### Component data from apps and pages

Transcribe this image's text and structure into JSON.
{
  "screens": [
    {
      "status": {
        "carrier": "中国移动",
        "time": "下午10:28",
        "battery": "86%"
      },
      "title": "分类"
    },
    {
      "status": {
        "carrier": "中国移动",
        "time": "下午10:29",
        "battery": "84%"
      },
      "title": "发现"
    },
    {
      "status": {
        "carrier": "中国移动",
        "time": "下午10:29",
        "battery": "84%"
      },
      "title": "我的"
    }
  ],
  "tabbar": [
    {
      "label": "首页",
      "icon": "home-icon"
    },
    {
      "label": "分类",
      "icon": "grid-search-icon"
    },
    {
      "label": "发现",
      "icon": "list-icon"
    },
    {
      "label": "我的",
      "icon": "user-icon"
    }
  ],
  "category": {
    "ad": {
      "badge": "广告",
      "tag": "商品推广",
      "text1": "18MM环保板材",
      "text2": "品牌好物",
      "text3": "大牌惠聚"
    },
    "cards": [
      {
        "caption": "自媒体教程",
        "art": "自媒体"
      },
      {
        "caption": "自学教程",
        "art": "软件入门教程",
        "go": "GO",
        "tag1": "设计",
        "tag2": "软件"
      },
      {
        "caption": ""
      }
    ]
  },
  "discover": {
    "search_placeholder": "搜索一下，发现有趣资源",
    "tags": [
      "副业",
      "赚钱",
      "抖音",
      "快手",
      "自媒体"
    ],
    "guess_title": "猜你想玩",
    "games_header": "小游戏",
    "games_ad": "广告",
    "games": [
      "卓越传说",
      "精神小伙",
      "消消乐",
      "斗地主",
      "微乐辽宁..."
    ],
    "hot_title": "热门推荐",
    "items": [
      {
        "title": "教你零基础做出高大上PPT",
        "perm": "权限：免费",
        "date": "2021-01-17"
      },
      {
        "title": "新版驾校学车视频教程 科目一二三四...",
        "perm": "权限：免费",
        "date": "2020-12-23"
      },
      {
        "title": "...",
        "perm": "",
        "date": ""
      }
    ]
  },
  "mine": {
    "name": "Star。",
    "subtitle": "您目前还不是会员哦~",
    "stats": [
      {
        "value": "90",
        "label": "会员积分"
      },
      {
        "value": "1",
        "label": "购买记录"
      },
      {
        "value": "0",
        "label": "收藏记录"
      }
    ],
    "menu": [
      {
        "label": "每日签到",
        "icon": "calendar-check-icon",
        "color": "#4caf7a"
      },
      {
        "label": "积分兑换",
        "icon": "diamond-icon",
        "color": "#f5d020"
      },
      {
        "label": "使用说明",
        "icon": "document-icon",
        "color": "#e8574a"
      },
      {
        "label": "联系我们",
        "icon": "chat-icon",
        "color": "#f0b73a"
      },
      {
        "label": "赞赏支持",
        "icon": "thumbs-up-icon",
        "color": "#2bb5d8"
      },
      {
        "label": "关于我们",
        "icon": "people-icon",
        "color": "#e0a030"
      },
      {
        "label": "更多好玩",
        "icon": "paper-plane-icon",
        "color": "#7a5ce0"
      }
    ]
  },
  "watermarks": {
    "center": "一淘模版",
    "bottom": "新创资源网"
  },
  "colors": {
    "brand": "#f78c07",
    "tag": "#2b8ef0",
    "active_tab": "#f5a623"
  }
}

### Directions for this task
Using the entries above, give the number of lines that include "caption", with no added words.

### Written reply
3